Oranga Marae is provided by Te Puni Kōkiri and the Department of Internal Affairs. It replaces the Lottery Marae Heritage and Facilities Fund (LMHF), which has permanently closed.
Ngā kaupapa matua / Priorities
Oranga Marae supports these outcomes:
- marae are safe and healthy, contributing to the well-being of iwi, hapū and whānau
- people are engaged on the marae and an increasing number of events and activities are held to ensure the transmission of mātauranga Māori
- marae increasingly contribute to the revitalisation of te reo and tikanga Māori
- whānau work together to develop the marae.
After a marae asks for support, we appoint an advisor to work alongside the marae to achieve the goals of Oranga Marae.
The marae needs to create a Marae Development Plan to set out its development goals and the amount of investment it needs.
This plan outlines the vision of the marae, current state and proposed actions. The marae controls this process and the Oranga Marae Committee mainly wants to see that the whānau or hapu have worked together to plan for the sustainable future of their marae and that they will support the plan to make it happen.
If needed, a marae may request funding through Oranga Marae to help with marae development planning.
When the Marae Development Plan has been approved by whānau, hapū and trustees, the marae can ask for funding to carry out the actions set out in the plan.
Ngā kaupapa ka tautokona ā-pūtea / What we fund
Oranga Marae can provide funding for:
- Marae development planning – A marae development plan is needed for all other Oranga Marae investment. If needed, an advisor can help a marae apply for financial support to create the plan. Requests for this support may be made at any time.
- Technical or feasibility study support – For some capital (building) works, a marae may need to do a technical or feasibility study to show that the planned work is practical. Similarly, a resource or building consent may be required or a marae may need assistance in determining appropriate cultural development activities. If needed, an advisor can help the marae apply for appropriate funding. Requests for this support may be made at any time after a Marae Development Plan has been approved.
- Cultural revitalisation activities – A marae may apply for financial or other support for activities in the Marae Development Plan to help revitalise Maori culture on the marae. Requests for funding may be made at any time after the development plan has been approved.
- Capital works – An advisor may help a marae apply for funding or other support for the capital works identified in the Marae Development Plan. Marae are able to seek funding from other sources to assist in this as well as from Oranga Marae. There is no minimum requirement for funding from other sources. Oranga Marae is a contestable fund with finite limits so there can be no guarantee that all applications will be fully funded. Marae are expected to use their own and other resources to assist in implementing their plan.
If you are looking for ways to develop your marae or your whānau and hapū, contact us first to find out how Oranga Marae may be able to help.
Call your local Te Puni Kōkiri or Department of Internal Affairs office or:
Free phone: 0800 824 824
When is Oranga Marae available?
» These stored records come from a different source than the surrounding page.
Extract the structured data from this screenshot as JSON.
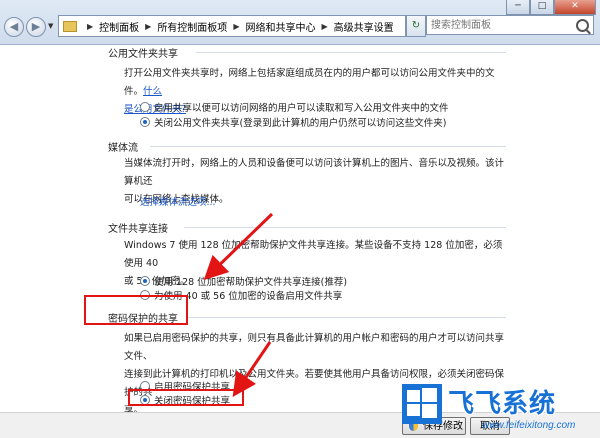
{
  "window": {
    "minimize_label": "─",
    "maximize_label": "□",
    "close_label": "✕"
  },
  "nav": {
    "back_icon": "back-arrow-icon",
    "forward_icon": "forward-arrow-icon"
  },
  "breadcrumb": {
    "items": [
      "控制面板",
      "所有控制面板项",
      "网络和共享中心",
      "高级共享设置"
    ]
  },
  "search": {
    "placeholder": "搜索控制面板"
  },
  "sections": {
    "public_folder": {
      "header": "公用文件夹共享",
      "description_line1": "打开公用文件夹共享时，网络上包括家庭组成员在内的用户都可以访问公用文件夹中的文件。",
      "link_inline": "什么",
      "link_line2": "是公用文件夹?",
      "options": [
        {
          "label": "启用共享以便可以访问网络的用户可以读取和写入公用文件夹中的文件",
          "selected": false
        },
        {
          "label": "关闭公用文件夹共享(登录到此计算机的用户仍然可以访问这些文件夹)",
          "selected": true
        }
      ]
    },
    "media": {
      "header": "媒体流",
      "description_line1": "当媒体流打开时，网络上的人员和设备便可以访问该计算机上的图片、音乐以及视频。该计算机还",
      "description_line2": "可以在网络上查找媒体。",
      "link": "选择媒体流选项..."
    },
    "file_sharing": {
      "header": "文件共享连接",
      "description_line1": "Windows 7 使用 128 位加密帮助保护文件共享连接。某些设备不支持 128 位加密，必须使用 40",
      "description_line2": "或 56 位加密。",
      "options": [
        {
          "label": "使用 128 位加密帮助保护文件共享连接(推荐)",
          "selected": true
        },
        {
          "label": "为使用 40 或 56 位加密的设备启用文件共享",
          "selected": false
        }
      ]
    },
    "password": {
      "header": "密码保护的共享",
      "description_line1": "如果已启用密码保护的共享，则只有具备此计算机的用户帐户和密码的用户才可以访问共享文件、",
      "description_line2": "连接到此计算机的打印机以及公用文件夹。若要使其他用户具备访问权限，必须关闭密码保护的共",
      "description_line3": "享。",
      "options": [
        {
          "label": "启用密码保护共享",
          "selected": false
        },
        {
          "label": "关闭密码保护共享",
          "selected": true
        }
      ]
    }
  },
  "footer": {
    "save_label": "保存修改",
    "cancel_label": "取消"
  },
  "watermark": {
    "brand": "飞飞系统",
    "url": "www.feifeixitong.com"
  },
  "colors": {
    "annotation": "#e21414",
    "link": "#1b56c8",
    "brand": "#1872d6"
  }
}
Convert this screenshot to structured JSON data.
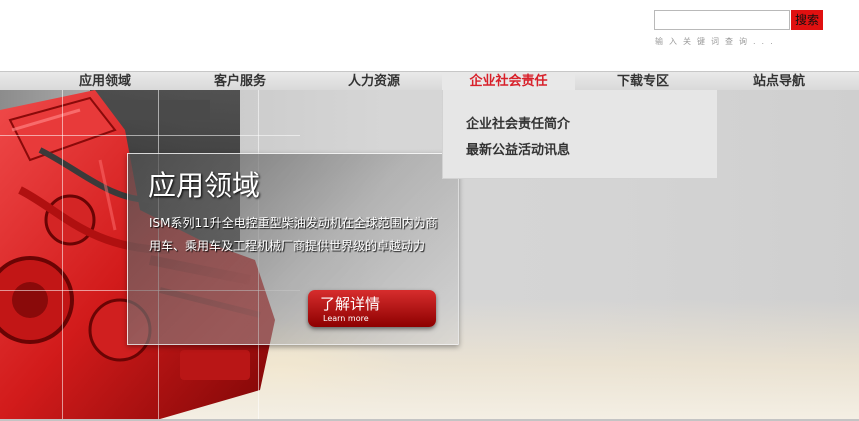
{
  "search": {
    "placeholder": "",
    "button_label": "搜索",
    "hint": "输入关键词查询..."
  },
  "nav": {
    "items": [
      {
        "label": "应用领域"
      },
      {
        "label": "客户服务"
      },
      {
        "label": "人力资源"
      },
      {
        "label": "企业社会责任",
        "active": true
      },
      {
        "label": "下载专区"
      },
      {
        "label": "站点导航"
      }
    ]
  },
  "dropdown": {
    "items": [
      {
        "label": "企业社会责任简介"
      },
      {
        "label": "最新公益活动讯息"
      }
    ]
  },
  "hero": {
    "title": "应用领域",
    "description": "ISM系列11升全电控重型柴油发动机在全球范围内为商用车、乘用车及工程机械厂商提供世界级的卓越动力",
    "button_label": "了解详情",
    "button_sub": "Learn more"
  },
  "colors": {
    "accent": "#d8202a",
    "button": "#b81818",
    "nav_bg": "#e0e0e0"
  }
}
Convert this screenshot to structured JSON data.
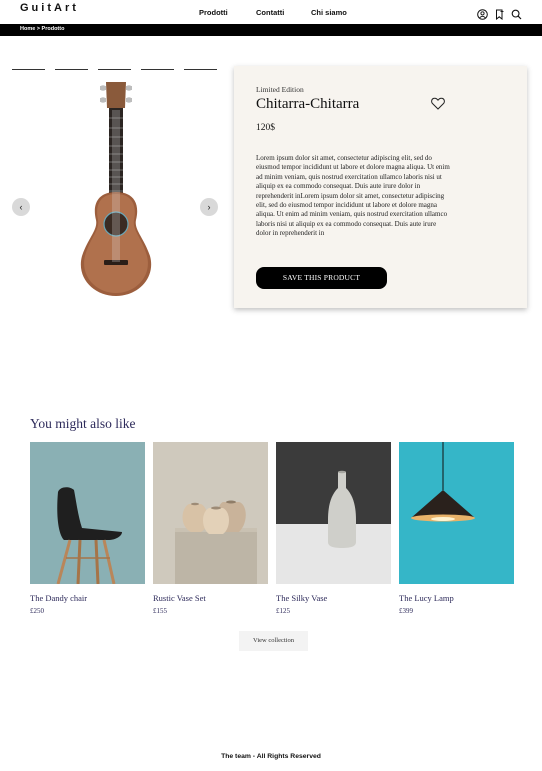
{
  "header": {
    "logo_text": "GuitArt",
    "nav": [
      "Prodotti",
      "Contatti",
      "Chi siamo"
    ],
    "icons": [
      "user-icon",
      "bookmark-icon",
      "search-icon"
    ]
  },
  "breadcrumb": {
    "text": "Home > Prodotto"
  },
  "product": {
    "edition": "Limited Edition",
    "title": "Chitarra-Chitarra",
    "price": "120$",
    "description": "Lorem ipsum dolor sit amet, consectetur adipiscing elit, sed do eiusmod tempor incididunt ut labore et dolore magna aliqua. Ut enim ad minim veniam, quis nostrud exercitation ullamco laboris nisi ut aliquip ex ea commodo consequat. Duis aute irure dolor in reprehenderit inLorem ipsum dolor sit amet, consectetur adipiscing elit, sed do eiusmod tempor incididunt ut labore et dolore magna aliqua. Ut enim ad minim veniam, quis nostrud exercitation ullamco laboris nisi ut aliquip ex ea commodo consequat. Duis aute irure dolor in reprehenderit in",
    "save_label": "SAVE THIS PRODUCT",
    "gallery_prev": "‹",
    "gallery_next": "›"
  },
  "suggestions": {
    "heading": "You might also like",
    "items": [
      {
        "name": "The Dandy chair",
        "price": "£250"
      },
      {
        "name": "Rustic Vase Set",
        "price": "£155"
      },
      {
        "name": "The Silky Vase",
        "price": "£125"
      },
      {
        "name": "The Lucy Lamp",
        "price": "£399"
      }
    ],
    "view_label": "View collection"
  },
  "footer": {
    "text": "The team - All Rights Reserved"
  },
  "colors": {
    "accent_text": "#2d2a5a",
    "card_bg": "#f7f4ef",
    "bar_bg": "#000000"
  }
}
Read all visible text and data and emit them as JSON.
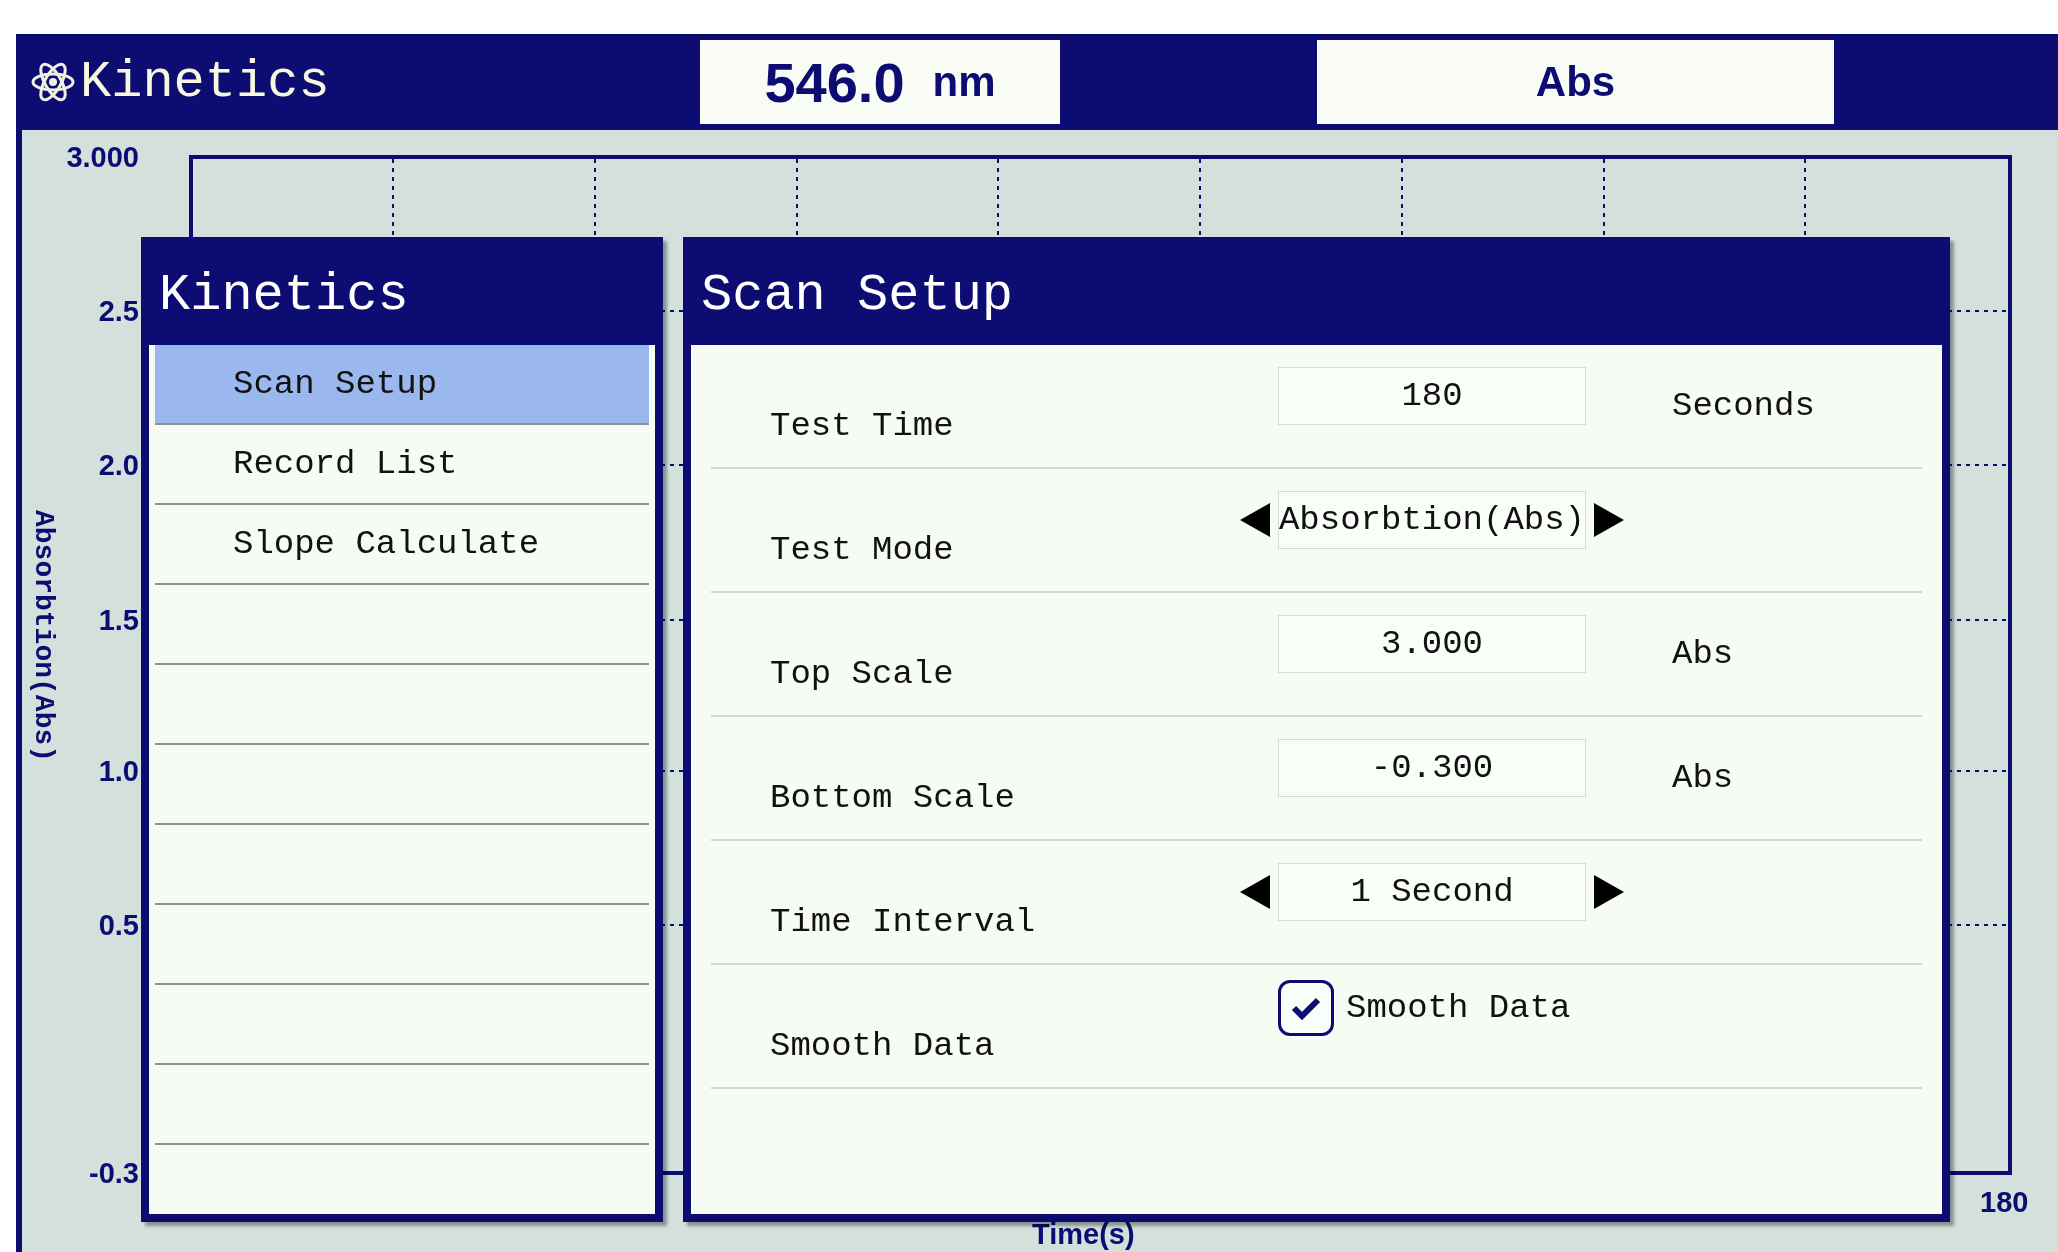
{
  "header": {
    "title": "Kinetics",
    "wavelength": "546.0",
    "wavelength_unit": "nm",
    "mode": "Abs"
  },
  "plot": {
    "y_label": "Absorbtion(Abs)",
    "x_label": "Time(s)",
    "y_tick_labels": [
      "3.000",
      "2.5",
      "2.0",
      "1.5",
      "1.0",
      "0.5",
      "-0.3"
    ],
    "x_end_label": "180"
  },
  "menu": {
    "title": "Kinetics",
    "items": [
      {
        "label": "Scan Setup",
        "selected": true
      },
      {
        "label": "Record List",
        "selected": false
      },
      {
        "label": "Slope Calculate",
        "selected": false
      }
    ]
  },
  "setup": {
    "title": "Scan Setup",
    "rows": [
      {
        "kind": "field",
        "label": "Test Time",
        "value": "180",
        "unit": "Seconds"
      },
      {
        "kind": "selector",
        "label": "Test Mode",
        "value": "Absorbtion(Abs)"
      },
      {
        "kind": "field",
        "label": "Top Scale",
        "value": "3.000",
        "unit": "Abs"
      },
      {
        "kind": "field",
        "label": "Bottom Scale",
        "value": "-0.300",
        "unit": "Abs"
      },
      {
        "kind": "selector",
        "label": "Time Interval",
        "value": "1 Second"
      },
      {
        "kind": "checkbox",
        "label": "Smooth Data",
        "option": "Smooth Data",
        "checked": true
      }
    ]
  }
}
Marae can contact an advisor for information, advice and investment at any time and can make an online application for investment at any time. The fund will open for applications on Wednesday, 9 May 2018.
Applications for marae development planning and technical/feasibility study support are usually made weekly. Marae will be advised of the decision within three weeks of application.
Applications for cultural development activities and capital works are made quarterly (usually in March, June, September and December). Exact dates of decision meetings will be advised separately. Marae will be advised of the decision within two weeks of the committee meeting.
What are the funding criteria?
To be eligible for Oranga Marae investment, marae must be one of the following:
- traditional marae, owned traditionally by whānau, hapū and iwi and based on whakapapa
- urban marae, established as places for whānau Māori living in urban settings
- traditional and urban marae on marae reservation land gazetted as a marae
- traditional and urban marae on general land gazetted as a marae.
Marae must have appropriate legal entity status or be a Māori Reservation; and have appropriate governance and management structures, policies and processes to support the size and complexity of the project. Before making any investment decision, we will consider whether a marae has the capacity and capability for the planned project.
Applying for support
You will need to log into the Department of Internal Affairs’ online grants and client management system to create a profile and make requests for funding. The link is below.
If you have not signed into the grants and client management system before, you will need to set up a RealMe account. You will be prompted to do this when you log in to the grants and client management system for the first time.
You can also set up a RealMe account on the RealMe website. Click here for further information about RealMe.
The marae development plan will be uploaded to a Government database and so should have whānau support for any content (eg photos) included. Applications and supporting documents may be viewed by advisors and the Oranga Marae Committee.
All information, applications and supporting documents that are uploaded as part of a request are subject to Official Information Act 1982 (OIA) requests. If we receive an OIA request for your information, you will be contacted before any of it is passed to the requestor.